The ultimate in caterpillars must be the way some of them mimic snakes. The sphinx caterpillar of Central America is the most skilled exponent. At rest it resembles a twig, but under threat its front end drops down from the branch and inflates into a triangular, snake’s-head shape, complete with eye spots and movements that resemble a snake striking.

One of the South American toads has eye spots painted on its bottom. If danger threatens, it raises its rear legs, blows up its body and turns its back on its assailant. If the predator persists, the toad produces an unpleasant substance from glands close to the false eyes.

Sometimes, the warning is genuine and the prey really does have something dangerous or obnoxious in reserve. One of the arctid moths opens its wings to display red or yellow blotches on its abdomen, while, at the same time, exuding a foul-tasting substance.

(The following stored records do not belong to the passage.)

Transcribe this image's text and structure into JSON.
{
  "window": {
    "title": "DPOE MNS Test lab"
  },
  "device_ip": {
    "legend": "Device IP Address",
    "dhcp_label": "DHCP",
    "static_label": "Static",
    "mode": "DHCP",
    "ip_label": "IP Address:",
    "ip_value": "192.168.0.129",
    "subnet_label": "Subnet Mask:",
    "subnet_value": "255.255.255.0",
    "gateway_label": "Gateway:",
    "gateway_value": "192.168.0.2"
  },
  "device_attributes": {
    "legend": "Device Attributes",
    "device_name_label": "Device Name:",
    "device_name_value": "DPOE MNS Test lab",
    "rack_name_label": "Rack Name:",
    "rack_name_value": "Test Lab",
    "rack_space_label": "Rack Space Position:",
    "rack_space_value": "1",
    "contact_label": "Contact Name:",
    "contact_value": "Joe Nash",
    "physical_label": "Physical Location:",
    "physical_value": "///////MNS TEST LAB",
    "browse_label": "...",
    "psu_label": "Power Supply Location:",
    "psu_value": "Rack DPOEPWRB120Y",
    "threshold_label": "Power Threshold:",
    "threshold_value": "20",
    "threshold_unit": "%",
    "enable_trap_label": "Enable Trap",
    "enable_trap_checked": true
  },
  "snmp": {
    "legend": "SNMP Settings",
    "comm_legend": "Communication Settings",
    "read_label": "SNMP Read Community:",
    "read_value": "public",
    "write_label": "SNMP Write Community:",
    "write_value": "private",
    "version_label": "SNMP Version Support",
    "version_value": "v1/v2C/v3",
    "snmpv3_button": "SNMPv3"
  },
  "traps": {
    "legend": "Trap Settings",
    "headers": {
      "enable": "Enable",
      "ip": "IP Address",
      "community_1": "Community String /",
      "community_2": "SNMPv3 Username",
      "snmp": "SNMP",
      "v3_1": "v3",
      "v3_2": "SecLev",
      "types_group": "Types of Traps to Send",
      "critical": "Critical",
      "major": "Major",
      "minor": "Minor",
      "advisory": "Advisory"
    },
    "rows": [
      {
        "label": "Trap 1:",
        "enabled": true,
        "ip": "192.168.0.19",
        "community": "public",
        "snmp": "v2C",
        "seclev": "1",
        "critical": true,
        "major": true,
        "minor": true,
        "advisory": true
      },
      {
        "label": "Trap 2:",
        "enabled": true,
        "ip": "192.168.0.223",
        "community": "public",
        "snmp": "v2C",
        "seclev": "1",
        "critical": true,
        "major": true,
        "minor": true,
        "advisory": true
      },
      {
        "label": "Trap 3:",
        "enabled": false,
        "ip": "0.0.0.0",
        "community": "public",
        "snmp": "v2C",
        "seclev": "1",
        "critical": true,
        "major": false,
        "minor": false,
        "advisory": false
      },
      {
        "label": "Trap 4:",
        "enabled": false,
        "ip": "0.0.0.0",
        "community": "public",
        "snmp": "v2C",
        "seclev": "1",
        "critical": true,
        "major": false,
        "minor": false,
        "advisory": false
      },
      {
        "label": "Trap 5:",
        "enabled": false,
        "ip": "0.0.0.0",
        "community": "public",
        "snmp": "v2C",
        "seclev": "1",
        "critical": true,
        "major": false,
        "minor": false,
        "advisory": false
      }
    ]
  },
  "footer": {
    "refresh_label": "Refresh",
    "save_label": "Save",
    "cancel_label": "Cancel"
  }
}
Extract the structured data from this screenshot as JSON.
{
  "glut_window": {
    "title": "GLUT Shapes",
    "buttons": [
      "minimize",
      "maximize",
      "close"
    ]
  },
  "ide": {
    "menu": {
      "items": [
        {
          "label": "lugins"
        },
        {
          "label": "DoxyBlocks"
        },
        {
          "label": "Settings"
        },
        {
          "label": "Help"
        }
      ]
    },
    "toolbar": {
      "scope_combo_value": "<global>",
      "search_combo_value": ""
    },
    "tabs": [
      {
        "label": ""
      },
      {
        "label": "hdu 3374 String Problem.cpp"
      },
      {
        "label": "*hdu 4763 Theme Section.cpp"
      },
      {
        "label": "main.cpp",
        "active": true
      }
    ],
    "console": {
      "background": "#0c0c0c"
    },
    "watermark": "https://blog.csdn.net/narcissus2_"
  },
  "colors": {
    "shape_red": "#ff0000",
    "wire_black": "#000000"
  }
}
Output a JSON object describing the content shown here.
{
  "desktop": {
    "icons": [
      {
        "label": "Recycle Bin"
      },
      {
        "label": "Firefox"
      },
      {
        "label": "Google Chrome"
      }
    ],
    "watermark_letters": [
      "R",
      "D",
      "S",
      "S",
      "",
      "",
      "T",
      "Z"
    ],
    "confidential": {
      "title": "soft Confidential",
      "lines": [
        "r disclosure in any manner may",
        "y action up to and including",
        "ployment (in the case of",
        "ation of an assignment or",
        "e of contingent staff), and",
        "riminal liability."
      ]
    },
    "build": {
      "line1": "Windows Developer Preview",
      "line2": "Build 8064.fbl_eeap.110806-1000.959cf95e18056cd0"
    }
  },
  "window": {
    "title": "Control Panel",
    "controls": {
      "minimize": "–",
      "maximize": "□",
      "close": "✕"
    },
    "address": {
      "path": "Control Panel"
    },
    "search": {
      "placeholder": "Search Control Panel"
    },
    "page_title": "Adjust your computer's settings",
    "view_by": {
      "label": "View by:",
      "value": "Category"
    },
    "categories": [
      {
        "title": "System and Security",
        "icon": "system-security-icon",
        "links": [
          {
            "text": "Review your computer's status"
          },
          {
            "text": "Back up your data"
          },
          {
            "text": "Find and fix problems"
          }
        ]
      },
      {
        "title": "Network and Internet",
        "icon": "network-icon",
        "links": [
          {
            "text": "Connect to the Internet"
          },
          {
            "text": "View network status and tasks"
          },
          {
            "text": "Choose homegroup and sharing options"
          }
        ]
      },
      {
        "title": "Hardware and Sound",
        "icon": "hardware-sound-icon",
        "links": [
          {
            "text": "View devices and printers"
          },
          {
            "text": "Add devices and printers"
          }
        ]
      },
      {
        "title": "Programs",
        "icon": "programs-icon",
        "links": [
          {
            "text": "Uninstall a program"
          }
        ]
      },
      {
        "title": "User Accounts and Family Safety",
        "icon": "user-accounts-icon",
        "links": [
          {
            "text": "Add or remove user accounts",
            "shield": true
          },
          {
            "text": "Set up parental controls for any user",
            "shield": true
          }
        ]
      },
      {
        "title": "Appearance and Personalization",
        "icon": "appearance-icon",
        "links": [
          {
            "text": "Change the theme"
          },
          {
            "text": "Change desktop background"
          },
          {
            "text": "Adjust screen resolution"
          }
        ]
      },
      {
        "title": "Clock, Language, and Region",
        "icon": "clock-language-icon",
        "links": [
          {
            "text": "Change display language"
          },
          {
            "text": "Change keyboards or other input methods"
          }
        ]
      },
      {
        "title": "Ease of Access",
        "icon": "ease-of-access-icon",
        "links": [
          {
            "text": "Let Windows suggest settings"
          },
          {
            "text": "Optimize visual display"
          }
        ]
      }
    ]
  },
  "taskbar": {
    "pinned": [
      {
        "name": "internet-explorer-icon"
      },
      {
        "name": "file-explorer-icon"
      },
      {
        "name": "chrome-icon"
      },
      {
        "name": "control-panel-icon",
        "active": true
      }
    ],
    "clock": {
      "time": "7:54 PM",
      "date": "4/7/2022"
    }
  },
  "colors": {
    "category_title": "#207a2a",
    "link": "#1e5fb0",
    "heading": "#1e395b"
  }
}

The skunk’s first line of defence is its conspicuous black-and-white fur pattern. It is a warning. If the colour code fails, the creature reinforces its warning. The large, striped skunk arches its back, stamps its feet, waves its head from side to side, and struts around with its tail and head in the air. If that fails to impress, it turns about and points its rear end at the aggressor, squirting a sticky, evil-smelling liquid from large anal glands. The spray can hit a predator 6 ft away with considerable accuracy and can reach one at 30 ft with a following wind. The spray itself contains proteins that latch on chemically to hair and are thus difficult to remove. A hunter that has received a faceful of ‘skunk juice’ is unlikely ever to forget it.